heureCLÉA was a BMBF (German Ministry of Science and Research) funded project that ran from 2013 to 2016. In this novel interdisciplinary research initiative two teams worked hand in hand: a group of literary scholars based at Hamburg University (PI: Jan Christoph Meister) and a group of Computer Scientists based at Heidelberg University (PI: Michael Geertz). heureCLÉA’s overall goal was to explore the possibilities of bridging the often stated methodological gap between qualitative, hermeneutically inspired text analysis in Literary Studies and automated, machine learning based approaches in Computer Science that model textual phenomena statistically. This gap, as we were able to prove, does not really exist: our two approaches towards text are not mutually exclusive, they rather represent complementary positions in a methodological continuum.
During the active project phase this website was used to document our ongoing work and incremental research output. The site now serves as a long-term project archive, which documents the major results we jointly achieved in a highly innovative and stimulating cooperation across two disciplines.
heureCLÉA featured two main work packages: (1) corpus creation/collaborative manual annotation, and (2) machine learning/automating annotations.
(1) Annotated corpus
Using a collaborative manual annotation approach, heureCLÉA produced an annotated corpus of considerable complexity:
21 German-language short-stories comprising a total of 80,000 tokens were annotated manually
a set of 57 narratological concepts was marked up using the annotation tool CATMA

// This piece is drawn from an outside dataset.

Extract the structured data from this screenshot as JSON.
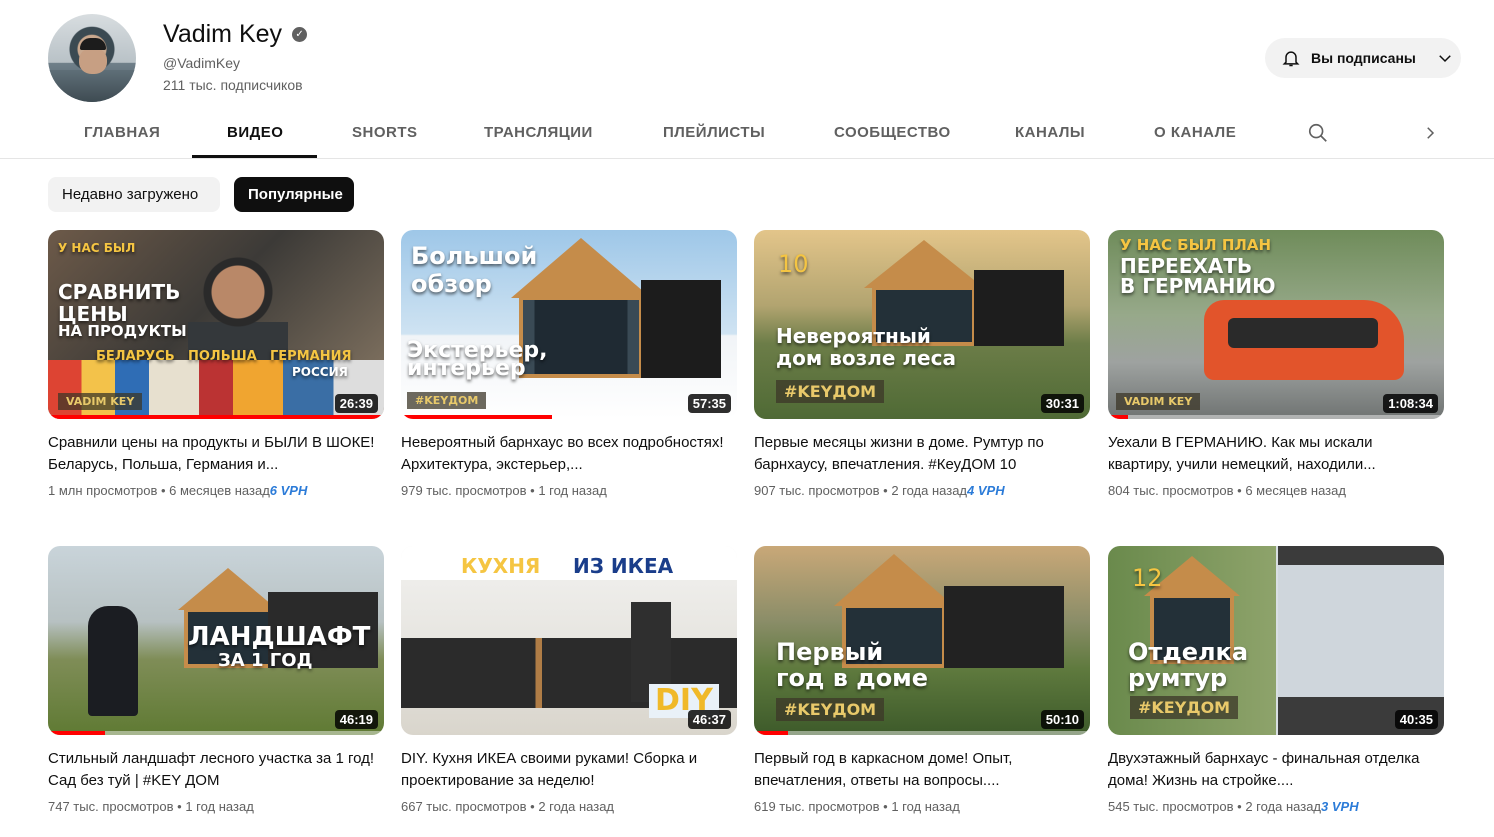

annotated concepts spanned six distinct categories of temporal phenomena and narrative levels
a total of 32,000 annotation instances was generated.
Annotations were done by trained annotators who were provided with complex annotation guidelines. The annotations produced satisfy one of two criteria, namely either
the criterion of voluntarily achieved inter-annotator agreement, or
the criterion of “informed disagreement” in cases where annotators chose different annotations, but were at the same time able to provide (and also captured in a meta-annotation) their narratological rationale for the relevant choice of categories.
Adherence to these principles makes the heureCLÉA-based annotations highly relevant for further investigation both in the fields of literary studies and of natural language processing.
(2) Machine learning
In parallel, three of the six manually annotated narratological categories were automated, using the human generated markup as a training corpus for the machine. These categories were tense, temporal signals, and temporal order. Two of these automated annotation functionalities, which produce robust results, were then integrated into the text analysis and annotation tool CATMA. Implementation of the third automatic annotation function will follow shortly.
In addition to these pre-defined project goals a number of further results was achieved. These include
the development and methodological specification of a collaborative annotation workflow that fits the needs of both narratological and hermeneutic/interpretive annotation, and
the generation of new theoretical insights into the interdependency of specific narrative phenomena hitherto not noticed in narratological research.
heureCLÉA’s results are either publicly available (on this website as well as on www.catma.de) or can be made available upon request. All code and software developed in heureCLÉA is open source. Reuse of the annotated corpus is planned in a number of projects, including the collaborative text exploration platform development in initiative forTEXT (Hamburg).
Prof. J.C. Meister & Prof. Michael Gertz (Uni Heidelberg)
c/o Department of Languages, Literatures and Media
University of Hamburg